After Haiti managed to liberate itself from French colonial rule in the early 19th century, it fell within the growing US sphere of influence and has been unable to set itself free ever since. The US not only occupied the country for nearly two decades and repeatedly interfered in its affairs, but today it is also supporting a highly unpopular president whose resignation protesters continue to demand.
While preventing the Haitian people from holding their politicians accountable and fighting corruption, Washington has also been imposing neoliberal policies on the country, which have fed into its economic crisis.
The US approach to the Haitian economy has been predominantly extractive. The country has an estimated $20bn of mineral deposits exploited mostly by US and Canadian corporations.
It is time the world starts paying attention to what is going on in Haiti because its crisis illustrates what would happen to the rest of the world if neoliberal and neocolonial policies continue to dominate the global economy.
Haitians have now woken up to the idea that US-styled free-market economics will only worsen its mounting crisis in the face of climate change and underdevelopment.
They have been fighting back on their own, fully aware that their domestic elites will not address their concerns and are only able to remain in power because of US intervention.
Up to this point, the international climate action movement has completely ignored what has been going on in Haiti. While calls for a global green new deal are commendable, they cannot disregard the continuous climate injustice befalling places like Haiti.
If it is indeed going to be a “new” deal, then it cannot follow the paternalistic “we know what is best for you” approach. It needs to account for realities on the ground in the Global South, so it does not cause more harm than good.
A transition to a new energy system can only be successful if it acknowledges the power the Global North still has over the South and the need for climate justice.
Climate action can only bring about a new, sustainable status quo if it recognises the agency and experience of developing countries and indigenous, working-class and peasant movements, and builds upon this knowledge.
In Haiti, support has to be extended to black working-class Haitians, who constitute the majority of the population, and their basic needs met. Popular protests and their demands have to be backed and an accountability process facilitated.
The country also needs significant no-strings-attached investment carried out under anti-corruption scrutiny to help pull its economy away from extractivism and resource-export dependence and put it on a course towards green development.

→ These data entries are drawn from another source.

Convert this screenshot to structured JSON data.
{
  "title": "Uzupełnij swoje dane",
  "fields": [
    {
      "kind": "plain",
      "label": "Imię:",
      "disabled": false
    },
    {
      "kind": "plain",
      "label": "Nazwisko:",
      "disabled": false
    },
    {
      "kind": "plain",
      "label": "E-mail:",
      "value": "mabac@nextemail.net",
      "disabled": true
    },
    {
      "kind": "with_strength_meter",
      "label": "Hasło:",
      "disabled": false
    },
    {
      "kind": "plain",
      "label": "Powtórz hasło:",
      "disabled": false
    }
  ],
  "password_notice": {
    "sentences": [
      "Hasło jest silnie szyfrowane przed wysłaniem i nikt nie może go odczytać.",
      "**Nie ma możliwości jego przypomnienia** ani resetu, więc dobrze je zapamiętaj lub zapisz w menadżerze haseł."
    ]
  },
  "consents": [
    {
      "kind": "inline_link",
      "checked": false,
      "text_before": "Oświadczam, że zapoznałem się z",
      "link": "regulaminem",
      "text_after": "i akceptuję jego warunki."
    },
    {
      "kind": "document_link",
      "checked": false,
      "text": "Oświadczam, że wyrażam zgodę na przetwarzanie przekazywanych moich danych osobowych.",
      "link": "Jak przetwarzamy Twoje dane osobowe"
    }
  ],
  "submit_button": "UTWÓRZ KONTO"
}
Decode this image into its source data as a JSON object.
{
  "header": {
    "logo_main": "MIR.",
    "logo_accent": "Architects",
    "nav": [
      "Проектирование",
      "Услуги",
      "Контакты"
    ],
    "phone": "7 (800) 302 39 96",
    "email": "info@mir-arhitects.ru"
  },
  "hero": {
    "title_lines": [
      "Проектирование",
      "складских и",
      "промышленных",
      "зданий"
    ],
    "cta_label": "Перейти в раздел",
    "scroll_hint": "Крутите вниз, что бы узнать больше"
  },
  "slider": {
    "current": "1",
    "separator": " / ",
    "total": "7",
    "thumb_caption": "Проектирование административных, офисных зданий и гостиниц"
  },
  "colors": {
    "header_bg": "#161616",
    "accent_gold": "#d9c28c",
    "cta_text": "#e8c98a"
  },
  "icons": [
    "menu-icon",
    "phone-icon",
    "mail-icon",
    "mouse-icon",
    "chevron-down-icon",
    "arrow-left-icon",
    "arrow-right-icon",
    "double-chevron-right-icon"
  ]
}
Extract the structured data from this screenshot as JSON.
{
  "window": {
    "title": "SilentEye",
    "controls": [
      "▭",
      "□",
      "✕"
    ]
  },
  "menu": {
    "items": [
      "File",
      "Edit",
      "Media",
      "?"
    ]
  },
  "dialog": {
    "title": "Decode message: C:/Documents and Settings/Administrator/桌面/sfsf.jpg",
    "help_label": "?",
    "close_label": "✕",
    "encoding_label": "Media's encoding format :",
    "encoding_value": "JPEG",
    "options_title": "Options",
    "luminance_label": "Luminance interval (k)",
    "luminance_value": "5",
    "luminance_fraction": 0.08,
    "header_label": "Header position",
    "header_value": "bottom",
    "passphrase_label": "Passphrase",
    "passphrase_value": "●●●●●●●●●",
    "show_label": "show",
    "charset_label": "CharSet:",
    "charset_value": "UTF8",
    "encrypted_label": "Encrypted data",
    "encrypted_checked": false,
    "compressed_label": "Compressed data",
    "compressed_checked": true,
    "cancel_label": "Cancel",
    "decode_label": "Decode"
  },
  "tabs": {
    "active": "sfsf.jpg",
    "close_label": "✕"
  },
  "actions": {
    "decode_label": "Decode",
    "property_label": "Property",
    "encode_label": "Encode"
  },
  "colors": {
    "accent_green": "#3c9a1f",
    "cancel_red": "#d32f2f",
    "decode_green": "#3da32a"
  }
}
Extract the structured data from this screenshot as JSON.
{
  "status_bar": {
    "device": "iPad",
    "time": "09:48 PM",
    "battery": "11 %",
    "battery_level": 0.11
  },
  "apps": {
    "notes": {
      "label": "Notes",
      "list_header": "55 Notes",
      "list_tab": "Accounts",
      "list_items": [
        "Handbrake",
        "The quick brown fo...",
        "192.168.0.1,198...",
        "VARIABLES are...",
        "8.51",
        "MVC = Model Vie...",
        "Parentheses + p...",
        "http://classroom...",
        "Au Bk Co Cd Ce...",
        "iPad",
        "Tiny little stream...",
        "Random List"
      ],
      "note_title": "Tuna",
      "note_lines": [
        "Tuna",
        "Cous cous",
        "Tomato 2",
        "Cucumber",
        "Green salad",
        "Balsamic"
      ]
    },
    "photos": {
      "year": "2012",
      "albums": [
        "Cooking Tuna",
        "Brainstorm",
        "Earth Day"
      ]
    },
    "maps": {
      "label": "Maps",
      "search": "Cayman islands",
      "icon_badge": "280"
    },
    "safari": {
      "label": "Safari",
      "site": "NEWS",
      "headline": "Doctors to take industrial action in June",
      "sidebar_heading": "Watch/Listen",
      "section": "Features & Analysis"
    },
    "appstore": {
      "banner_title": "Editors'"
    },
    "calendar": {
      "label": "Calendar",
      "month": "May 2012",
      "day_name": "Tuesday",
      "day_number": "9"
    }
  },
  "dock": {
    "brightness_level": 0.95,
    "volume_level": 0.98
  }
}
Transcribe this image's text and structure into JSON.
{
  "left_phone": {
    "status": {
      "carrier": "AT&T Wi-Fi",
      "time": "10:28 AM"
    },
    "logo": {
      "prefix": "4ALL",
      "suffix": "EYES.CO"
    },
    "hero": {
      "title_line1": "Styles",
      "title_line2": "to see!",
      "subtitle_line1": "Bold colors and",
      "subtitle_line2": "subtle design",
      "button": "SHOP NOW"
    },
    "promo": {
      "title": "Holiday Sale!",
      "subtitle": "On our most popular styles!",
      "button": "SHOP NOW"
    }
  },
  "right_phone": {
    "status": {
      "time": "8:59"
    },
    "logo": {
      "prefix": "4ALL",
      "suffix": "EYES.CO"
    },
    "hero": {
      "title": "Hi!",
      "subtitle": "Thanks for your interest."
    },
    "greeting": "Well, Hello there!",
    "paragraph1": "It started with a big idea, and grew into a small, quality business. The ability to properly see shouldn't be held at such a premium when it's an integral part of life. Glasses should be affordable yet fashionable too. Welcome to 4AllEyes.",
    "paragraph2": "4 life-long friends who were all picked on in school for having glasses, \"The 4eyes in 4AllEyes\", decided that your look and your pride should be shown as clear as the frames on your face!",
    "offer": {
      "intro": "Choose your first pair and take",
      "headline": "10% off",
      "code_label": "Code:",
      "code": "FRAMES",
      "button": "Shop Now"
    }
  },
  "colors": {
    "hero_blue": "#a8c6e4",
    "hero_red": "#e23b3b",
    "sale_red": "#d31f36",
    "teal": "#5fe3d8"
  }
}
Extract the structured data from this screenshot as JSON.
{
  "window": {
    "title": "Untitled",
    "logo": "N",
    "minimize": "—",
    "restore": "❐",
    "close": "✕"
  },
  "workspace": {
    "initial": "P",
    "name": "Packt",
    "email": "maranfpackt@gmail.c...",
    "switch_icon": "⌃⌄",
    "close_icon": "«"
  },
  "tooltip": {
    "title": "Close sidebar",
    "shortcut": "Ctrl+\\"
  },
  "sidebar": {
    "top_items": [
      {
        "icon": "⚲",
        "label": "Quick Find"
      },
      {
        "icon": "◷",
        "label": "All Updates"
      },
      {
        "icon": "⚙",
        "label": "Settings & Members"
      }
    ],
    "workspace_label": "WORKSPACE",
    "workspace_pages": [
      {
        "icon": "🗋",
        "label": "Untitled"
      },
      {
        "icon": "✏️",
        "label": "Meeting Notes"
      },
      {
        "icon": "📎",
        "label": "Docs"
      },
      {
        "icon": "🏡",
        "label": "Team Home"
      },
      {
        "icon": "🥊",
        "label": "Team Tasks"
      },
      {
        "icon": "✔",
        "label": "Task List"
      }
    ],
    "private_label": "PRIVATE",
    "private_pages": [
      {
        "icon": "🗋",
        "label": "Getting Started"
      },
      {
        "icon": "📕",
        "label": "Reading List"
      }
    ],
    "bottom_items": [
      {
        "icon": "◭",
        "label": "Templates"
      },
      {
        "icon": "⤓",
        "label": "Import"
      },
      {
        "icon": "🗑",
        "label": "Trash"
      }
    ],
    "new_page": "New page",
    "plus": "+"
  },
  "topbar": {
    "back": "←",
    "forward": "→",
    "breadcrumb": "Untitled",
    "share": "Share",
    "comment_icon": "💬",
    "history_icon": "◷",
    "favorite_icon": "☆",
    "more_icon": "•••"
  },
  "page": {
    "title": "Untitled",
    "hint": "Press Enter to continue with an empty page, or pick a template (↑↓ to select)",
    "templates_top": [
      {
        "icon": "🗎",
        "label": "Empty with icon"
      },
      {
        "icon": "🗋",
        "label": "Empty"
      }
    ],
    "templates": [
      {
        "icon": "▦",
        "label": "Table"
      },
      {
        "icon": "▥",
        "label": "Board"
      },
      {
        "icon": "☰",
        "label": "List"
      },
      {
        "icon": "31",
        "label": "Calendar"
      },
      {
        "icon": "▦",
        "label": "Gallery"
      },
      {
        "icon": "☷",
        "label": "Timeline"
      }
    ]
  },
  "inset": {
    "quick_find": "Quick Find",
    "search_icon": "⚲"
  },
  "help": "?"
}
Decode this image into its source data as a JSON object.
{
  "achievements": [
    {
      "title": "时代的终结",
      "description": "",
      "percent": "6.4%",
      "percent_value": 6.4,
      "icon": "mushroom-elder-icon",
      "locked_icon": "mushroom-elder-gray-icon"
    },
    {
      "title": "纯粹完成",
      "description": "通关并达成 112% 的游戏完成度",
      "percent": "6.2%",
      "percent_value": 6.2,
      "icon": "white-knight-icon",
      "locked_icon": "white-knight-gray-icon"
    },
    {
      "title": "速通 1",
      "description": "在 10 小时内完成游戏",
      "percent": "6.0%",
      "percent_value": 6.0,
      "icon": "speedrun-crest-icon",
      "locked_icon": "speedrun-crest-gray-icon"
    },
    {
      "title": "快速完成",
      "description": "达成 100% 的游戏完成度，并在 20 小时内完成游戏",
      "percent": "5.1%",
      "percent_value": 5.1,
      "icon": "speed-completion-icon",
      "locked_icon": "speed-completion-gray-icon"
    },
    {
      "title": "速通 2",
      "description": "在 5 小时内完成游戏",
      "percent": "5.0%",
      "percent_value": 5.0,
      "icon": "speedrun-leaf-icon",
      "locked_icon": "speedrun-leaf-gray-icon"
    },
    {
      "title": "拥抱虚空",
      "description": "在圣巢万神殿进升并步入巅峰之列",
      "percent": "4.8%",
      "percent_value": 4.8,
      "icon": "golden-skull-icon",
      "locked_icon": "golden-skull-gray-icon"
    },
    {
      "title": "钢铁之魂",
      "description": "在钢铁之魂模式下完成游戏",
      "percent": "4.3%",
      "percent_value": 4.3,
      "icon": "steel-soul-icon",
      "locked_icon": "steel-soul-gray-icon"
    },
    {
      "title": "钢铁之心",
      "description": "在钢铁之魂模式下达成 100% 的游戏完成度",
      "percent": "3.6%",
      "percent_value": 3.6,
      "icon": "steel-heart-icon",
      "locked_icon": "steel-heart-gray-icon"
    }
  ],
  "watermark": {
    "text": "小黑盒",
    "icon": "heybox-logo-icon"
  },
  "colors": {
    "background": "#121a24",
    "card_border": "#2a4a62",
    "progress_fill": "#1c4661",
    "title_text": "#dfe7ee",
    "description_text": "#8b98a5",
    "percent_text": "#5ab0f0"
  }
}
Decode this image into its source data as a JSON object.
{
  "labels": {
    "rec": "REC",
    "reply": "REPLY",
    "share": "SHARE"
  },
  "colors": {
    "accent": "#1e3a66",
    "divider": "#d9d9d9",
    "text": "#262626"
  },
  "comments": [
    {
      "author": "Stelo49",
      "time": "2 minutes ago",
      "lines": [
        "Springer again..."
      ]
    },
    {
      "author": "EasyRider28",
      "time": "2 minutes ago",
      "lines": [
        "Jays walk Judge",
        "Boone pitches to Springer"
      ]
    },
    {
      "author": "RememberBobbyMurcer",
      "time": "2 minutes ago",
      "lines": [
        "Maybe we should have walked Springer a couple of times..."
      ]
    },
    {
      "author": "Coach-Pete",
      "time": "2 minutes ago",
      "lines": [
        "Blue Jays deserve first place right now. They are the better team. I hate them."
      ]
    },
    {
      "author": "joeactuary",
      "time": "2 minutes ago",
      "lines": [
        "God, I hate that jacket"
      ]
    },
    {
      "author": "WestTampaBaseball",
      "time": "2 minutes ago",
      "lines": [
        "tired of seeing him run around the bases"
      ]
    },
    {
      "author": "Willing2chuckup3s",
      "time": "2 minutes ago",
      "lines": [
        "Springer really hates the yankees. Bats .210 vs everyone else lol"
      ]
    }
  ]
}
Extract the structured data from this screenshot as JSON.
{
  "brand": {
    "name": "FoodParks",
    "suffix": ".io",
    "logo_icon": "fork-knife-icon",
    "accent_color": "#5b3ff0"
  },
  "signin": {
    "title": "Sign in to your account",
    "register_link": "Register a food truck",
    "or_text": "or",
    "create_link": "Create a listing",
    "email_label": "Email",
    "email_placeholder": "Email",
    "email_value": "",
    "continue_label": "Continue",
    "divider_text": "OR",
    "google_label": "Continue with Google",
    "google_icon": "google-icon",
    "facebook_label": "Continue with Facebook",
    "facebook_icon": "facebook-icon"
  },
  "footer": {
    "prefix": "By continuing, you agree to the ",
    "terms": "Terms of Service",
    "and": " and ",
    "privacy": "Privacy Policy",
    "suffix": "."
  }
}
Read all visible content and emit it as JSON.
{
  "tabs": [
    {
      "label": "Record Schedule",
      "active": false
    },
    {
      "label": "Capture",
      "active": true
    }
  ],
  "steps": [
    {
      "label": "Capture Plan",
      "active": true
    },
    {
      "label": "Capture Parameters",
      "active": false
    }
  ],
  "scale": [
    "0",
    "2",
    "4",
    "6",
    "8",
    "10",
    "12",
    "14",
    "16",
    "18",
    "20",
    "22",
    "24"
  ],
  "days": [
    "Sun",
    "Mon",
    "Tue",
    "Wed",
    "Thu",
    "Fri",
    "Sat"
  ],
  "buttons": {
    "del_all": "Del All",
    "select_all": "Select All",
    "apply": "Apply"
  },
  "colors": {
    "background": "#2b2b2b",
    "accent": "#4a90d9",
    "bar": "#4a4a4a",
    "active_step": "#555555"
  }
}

Only then can the process of building climate resilience start under the leadership of Haitians themselves.
Indeed, Haiti will be the first big test for the transnational climate justice movement. If it fails to deliver climate justice to the Haitians, then its global green new deal is doomed to failure.
Editor’s note: The article has been updated to correct an error in the estimate of mineral deposits Haiti currently holds.
The views expressed in this article are the author’s own and do not necessarily reflect Al Jazeera’s editorial stance.